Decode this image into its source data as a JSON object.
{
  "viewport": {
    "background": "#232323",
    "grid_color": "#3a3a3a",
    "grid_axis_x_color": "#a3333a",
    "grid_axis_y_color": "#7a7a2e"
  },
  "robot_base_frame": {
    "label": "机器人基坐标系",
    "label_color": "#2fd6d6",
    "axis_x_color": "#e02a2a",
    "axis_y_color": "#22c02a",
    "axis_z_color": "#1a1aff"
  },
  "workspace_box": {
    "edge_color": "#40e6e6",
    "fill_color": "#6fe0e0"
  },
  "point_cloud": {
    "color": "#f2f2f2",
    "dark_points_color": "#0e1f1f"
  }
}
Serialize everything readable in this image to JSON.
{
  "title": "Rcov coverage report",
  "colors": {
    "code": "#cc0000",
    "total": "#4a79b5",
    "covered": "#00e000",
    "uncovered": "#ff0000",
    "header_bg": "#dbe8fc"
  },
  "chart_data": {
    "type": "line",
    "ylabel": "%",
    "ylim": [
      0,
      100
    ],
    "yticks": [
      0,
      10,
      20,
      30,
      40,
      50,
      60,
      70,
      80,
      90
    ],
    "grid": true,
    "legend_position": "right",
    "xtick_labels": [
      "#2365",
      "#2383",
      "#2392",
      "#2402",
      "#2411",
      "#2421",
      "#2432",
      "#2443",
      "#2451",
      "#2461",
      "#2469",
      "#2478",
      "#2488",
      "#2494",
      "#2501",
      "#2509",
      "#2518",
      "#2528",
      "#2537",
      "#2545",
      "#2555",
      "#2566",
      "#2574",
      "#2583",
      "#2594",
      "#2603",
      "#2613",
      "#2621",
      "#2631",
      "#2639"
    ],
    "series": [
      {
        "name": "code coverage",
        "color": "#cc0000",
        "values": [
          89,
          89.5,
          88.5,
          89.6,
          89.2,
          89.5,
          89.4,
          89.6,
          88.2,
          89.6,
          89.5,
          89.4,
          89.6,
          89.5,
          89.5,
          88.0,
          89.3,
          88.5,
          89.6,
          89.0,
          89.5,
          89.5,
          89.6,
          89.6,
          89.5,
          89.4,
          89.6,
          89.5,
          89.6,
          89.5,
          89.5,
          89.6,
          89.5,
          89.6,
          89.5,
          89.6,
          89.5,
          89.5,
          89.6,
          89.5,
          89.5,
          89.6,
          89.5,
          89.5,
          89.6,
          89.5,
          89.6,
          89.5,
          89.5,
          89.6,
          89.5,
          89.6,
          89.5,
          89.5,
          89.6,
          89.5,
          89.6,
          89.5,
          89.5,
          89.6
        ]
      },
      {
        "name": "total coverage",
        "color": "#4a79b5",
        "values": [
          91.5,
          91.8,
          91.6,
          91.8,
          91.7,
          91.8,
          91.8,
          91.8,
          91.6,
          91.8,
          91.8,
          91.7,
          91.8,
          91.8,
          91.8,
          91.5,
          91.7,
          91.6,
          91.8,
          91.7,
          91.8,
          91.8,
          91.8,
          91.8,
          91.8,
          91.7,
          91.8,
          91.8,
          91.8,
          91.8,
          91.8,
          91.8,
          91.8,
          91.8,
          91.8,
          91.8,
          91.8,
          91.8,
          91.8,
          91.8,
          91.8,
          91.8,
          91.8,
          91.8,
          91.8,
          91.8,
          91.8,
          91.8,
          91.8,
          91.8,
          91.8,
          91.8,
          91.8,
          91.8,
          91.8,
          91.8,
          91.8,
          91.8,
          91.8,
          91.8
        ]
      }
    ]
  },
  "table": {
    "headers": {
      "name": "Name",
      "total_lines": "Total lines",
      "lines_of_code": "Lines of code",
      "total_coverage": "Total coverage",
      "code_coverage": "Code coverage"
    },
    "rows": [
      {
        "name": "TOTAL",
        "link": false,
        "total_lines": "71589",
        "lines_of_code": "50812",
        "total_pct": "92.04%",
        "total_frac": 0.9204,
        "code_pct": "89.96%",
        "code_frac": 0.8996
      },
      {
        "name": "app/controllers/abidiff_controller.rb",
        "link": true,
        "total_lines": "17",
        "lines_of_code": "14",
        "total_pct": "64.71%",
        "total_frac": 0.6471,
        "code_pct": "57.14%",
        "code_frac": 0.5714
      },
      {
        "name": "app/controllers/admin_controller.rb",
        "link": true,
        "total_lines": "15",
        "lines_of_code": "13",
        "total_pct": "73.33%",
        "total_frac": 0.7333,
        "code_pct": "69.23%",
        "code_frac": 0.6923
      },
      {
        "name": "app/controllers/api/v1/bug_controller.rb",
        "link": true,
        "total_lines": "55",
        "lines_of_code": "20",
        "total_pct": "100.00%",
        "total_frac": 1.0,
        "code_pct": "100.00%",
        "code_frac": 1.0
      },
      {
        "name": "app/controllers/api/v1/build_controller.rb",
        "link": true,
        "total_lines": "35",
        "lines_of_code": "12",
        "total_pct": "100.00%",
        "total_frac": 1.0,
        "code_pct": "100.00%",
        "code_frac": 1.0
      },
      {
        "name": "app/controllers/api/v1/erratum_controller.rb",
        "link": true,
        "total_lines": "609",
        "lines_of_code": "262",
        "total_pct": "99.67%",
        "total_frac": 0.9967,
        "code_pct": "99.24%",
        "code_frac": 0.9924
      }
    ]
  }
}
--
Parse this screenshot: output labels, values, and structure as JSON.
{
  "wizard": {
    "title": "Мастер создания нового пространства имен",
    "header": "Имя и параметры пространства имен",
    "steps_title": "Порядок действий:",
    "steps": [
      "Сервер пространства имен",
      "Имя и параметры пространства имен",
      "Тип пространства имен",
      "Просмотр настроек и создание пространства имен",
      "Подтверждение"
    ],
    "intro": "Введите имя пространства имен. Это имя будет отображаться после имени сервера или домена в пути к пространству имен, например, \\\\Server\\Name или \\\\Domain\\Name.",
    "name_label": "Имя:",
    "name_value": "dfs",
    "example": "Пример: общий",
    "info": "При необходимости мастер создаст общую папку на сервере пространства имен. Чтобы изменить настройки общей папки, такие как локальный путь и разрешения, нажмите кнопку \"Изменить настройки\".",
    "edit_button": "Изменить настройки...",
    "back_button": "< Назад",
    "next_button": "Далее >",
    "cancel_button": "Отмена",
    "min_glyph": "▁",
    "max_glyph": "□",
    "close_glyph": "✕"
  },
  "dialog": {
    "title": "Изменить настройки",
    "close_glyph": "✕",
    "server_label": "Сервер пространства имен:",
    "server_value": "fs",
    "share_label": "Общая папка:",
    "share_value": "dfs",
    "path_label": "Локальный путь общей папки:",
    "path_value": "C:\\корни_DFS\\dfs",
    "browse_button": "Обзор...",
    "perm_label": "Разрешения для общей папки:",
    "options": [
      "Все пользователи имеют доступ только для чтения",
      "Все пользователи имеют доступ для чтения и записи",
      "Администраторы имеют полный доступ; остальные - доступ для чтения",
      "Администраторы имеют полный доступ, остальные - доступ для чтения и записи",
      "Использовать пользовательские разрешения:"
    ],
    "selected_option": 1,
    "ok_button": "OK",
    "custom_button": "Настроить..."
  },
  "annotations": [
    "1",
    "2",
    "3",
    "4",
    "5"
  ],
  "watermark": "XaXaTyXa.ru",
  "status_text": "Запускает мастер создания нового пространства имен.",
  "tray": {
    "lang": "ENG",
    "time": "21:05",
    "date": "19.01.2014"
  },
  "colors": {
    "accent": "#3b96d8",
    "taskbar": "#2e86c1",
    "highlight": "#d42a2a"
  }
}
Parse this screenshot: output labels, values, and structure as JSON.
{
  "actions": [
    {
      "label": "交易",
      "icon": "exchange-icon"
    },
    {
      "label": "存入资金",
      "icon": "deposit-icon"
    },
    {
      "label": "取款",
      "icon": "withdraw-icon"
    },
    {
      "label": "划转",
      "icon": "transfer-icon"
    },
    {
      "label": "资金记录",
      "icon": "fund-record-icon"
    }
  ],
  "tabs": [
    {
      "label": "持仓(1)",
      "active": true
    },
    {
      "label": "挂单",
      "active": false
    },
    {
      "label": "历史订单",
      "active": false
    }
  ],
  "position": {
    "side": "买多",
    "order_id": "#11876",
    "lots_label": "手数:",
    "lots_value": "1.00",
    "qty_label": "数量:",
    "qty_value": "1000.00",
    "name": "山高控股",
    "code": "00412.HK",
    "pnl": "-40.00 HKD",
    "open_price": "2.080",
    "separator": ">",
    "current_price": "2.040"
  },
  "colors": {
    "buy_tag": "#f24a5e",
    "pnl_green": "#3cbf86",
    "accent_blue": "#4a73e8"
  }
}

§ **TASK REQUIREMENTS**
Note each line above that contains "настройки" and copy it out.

§ **SOLUTION FOR THIS EXERCISE**
    "info": "При необходимости мастер создаст общую папку на сервере пространства имен. Чтобы изменить настройки общей папки, такие как локальный путь и разрешения, нажмите кнопку \"Изменить настройки\".",
    "edit_button": "Изменить настройки...",
    "title": "Изменить настройки",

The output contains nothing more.